Some swimmers prefer to go from one extreme to the other, using the newly upgraded change rooms at Icebergs to shower & change into something more formal than their swimmers before heading right to the top of the Icebergs building to the legendary Icebergs Dining Room & Bar which is famous for it’s delicious long lunches, top service, world class cocktails.
Tides Are Important Too
Depending on the time of day you swim, and the tides, sometimes the ocean waves will come gently rolling over the north end of the pool or when conditions are more extreme you will find waves crashing over the entire sea wall.
When conditions get too extreme the pool is either partially roped off or closed completely for swimmers safety. For while the gentle waves will give you a sense of swimming in the open sea, while more powerful waves can send you flying across the pool lanes and can cause collisions between swimmers being flung around like loose socks in the washing machine (which is why the staff are quick to shut down of the pool when there is the combination of high or king tides and massive swells).
If you want to time it so you’re at the pool during low tide to avoid the ‘washing machine’ effect completely check Willy Weather for accurate tide chart pre-swim as well as looking at the pool’s cameras (link above).
Icebergs Swimming Club
Like the idea of joining the Bondi Icebergs Swimming Club? You’ll have to be committed to repeatedly jumping in the pool no matter what the air or water temperature is. For to become an official member of the Icebergs Club – as per the original rules set back in 1929 – you must compete throughout Sydney’s coolest months of the year: May to September in the weekly Sunday races.
It’s essential to turn up for three Sunday’s out of each four swim meets over a period of five years – that means competing in 75 swims over a minimum of five years.
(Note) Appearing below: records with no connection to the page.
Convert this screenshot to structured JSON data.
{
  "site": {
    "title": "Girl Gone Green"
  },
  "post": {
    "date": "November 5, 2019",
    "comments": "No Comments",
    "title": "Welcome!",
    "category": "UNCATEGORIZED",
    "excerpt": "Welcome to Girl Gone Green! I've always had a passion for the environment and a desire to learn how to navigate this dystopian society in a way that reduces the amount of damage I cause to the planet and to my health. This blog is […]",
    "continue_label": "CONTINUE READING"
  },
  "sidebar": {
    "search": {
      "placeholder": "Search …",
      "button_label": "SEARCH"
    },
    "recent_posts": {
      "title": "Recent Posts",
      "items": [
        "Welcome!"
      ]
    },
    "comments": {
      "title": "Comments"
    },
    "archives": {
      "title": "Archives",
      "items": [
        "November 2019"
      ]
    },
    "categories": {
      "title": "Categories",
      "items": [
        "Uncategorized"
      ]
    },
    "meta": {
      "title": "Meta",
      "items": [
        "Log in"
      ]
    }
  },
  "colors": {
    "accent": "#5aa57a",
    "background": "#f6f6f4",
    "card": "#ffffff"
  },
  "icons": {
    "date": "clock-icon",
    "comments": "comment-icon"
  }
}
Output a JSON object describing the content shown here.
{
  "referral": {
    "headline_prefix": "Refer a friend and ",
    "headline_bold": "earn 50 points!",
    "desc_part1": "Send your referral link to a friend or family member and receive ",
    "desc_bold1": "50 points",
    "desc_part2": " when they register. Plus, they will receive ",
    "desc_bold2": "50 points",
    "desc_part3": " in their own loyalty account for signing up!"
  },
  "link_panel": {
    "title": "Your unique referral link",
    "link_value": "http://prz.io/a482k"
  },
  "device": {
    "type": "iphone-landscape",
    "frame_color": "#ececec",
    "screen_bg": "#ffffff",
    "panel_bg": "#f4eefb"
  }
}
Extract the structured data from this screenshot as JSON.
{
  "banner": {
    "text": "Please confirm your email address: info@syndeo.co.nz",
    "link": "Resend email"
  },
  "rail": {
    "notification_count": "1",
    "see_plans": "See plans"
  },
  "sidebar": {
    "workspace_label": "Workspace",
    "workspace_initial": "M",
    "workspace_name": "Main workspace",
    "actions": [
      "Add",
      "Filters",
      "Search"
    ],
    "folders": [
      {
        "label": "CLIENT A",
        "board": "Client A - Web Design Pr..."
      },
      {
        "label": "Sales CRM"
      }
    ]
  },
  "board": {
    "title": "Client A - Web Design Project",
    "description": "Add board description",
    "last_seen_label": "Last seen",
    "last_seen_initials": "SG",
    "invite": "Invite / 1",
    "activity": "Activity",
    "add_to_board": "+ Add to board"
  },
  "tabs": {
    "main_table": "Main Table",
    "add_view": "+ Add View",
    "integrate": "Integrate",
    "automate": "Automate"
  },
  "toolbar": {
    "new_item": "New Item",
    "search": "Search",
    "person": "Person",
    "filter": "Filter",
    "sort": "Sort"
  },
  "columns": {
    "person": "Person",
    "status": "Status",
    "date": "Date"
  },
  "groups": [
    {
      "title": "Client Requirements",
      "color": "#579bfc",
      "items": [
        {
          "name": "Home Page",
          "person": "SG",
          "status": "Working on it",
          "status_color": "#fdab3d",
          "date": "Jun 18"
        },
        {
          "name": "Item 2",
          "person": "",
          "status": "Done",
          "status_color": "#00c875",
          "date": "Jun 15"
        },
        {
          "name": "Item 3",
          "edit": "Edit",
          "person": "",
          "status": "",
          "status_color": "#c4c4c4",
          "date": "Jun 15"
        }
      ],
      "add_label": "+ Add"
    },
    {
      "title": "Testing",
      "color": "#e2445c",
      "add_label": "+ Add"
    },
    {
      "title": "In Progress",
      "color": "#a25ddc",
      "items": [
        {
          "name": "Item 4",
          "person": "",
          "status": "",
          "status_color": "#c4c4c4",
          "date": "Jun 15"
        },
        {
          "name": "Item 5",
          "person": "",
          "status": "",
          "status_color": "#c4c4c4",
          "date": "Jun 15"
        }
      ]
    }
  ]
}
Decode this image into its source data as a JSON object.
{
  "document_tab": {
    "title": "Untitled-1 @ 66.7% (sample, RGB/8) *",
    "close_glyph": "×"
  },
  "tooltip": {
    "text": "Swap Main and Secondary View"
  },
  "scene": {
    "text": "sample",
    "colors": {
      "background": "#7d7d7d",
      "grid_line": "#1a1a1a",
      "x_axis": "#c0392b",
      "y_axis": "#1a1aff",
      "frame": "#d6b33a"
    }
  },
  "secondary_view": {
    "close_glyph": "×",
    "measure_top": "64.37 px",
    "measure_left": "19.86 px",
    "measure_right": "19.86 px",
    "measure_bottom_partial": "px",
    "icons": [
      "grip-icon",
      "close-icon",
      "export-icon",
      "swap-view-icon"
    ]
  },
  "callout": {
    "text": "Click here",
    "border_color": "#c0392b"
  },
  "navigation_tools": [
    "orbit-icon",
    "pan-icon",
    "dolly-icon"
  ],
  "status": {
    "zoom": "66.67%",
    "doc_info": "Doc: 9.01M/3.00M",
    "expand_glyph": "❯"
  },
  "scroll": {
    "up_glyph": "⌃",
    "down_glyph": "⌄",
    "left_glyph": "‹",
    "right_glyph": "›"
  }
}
Is about more about participation than speed and they have races for swimmers of all levels and ages. But if that all sounds like too much you can simply visit the pool as a casual visitor!
For those who love the idea of being way out in the ocean amongst the surfers, ocean swimmers and even the dolphins and whales that swim past regularly, but feel a bit nervous about the open seas, swimming at Bondi Icebergs swimming pool really is the next best thing.